***** PROVIDED RECORDS

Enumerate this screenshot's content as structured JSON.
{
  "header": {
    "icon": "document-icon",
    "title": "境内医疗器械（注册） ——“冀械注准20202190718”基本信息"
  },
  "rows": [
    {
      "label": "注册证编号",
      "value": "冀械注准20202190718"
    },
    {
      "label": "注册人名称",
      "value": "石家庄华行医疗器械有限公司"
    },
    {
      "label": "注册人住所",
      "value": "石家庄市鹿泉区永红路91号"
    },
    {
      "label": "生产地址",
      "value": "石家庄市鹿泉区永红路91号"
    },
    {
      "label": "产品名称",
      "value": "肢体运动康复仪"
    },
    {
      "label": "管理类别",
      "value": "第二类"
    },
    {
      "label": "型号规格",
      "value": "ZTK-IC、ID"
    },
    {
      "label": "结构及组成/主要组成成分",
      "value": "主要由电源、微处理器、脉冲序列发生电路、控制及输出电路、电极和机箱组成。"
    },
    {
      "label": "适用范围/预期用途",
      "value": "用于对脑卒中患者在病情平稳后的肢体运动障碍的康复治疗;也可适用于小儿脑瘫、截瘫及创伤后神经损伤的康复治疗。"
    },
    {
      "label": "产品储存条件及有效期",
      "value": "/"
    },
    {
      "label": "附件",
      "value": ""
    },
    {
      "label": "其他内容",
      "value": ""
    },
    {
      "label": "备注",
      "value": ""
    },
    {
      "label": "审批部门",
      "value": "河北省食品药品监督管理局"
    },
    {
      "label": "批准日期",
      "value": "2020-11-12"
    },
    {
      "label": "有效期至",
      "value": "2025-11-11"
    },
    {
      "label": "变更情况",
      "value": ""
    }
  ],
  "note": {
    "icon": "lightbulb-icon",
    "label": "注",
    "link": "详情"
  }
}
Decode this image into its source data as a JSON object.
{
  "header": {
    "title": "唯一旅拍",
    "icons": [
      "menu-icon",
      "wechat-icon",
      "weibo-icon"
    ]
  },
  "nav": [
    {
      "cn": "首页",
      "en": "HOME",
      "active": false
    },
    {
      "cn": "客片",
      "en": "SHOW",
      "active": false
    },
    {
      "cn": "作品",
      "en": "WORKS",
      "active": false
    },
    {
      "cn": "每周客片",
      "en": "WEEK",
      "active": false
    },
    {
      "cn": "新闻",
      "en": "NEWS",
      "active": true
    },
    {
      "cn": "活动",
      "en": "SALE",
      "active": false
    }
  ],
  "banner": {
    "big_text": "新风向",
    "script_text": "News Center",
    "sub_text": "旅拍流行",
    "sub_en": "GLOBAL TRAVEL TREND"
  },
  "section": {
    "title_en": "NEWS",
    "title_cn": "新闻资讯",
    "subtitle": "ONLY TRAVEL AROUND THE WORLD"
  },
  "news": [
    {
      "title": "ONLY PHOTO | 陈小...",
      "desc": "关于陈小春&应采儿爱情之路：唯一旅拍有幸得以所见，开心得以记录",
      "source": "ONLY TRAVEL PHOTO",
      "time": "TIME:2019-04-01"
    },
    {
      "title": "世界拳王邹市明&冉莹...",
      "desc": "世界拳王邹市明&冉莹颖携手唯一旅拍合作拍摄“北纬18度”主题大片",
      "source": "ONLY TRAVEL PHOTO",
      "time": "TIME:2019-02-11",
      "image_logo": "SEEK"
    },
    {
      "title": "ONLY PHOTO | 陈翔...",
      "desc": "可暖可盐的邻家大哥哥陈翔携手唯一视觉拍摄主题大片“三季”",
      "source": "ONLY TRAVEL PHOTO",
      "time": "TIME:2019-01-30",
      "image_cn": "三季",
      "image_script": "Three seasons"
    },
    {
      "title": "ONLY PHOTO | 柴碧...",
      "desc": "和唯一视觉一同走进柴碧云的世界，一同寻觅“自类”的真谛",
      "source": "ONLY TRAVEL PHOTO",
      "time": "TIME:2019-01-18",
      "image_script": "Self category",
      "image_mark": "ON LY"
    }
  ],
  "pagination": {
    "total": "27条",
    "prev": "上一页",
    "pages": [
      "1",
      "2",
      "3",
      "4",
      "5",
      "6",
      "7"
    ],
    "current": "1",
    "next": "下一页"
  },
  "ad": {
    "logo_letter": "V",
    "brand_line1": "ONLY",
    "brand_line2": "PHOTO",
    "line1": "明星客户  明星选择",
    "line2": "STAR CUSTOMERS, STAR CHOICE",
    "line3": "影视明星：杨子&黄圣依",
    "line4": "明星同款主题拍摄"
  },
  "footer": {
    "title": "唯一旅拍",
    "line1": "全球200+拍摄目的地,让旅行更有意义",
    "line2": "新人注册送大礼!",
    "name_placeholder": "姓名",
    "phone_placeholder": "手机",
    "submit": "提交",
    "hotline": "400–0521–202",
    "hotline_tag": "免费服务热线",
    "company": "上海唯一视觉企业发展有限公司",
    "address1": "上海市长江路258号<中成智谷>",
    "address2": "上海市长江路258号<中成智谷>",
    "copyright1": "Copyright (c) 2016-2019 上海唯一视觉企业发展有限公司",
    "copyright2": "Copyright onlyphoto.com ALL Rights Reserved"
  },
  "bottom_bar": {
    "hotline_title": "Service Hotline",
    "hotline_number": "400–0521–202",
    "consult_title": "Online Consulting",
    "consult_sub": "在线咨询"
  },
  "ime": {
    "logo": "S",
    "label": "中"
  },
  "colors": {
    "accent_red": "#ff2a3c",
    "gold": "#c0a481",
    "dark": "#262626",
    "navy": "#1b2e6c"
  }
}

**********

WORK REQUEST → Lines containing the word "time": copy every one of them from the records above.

TASK RESULT →
      "time": "TIME:2019-04-01"
      "time": "TIME:2019-02-11",
      "time": "TIME:2019-01-30",
      "time": "TIME:2019-01-18",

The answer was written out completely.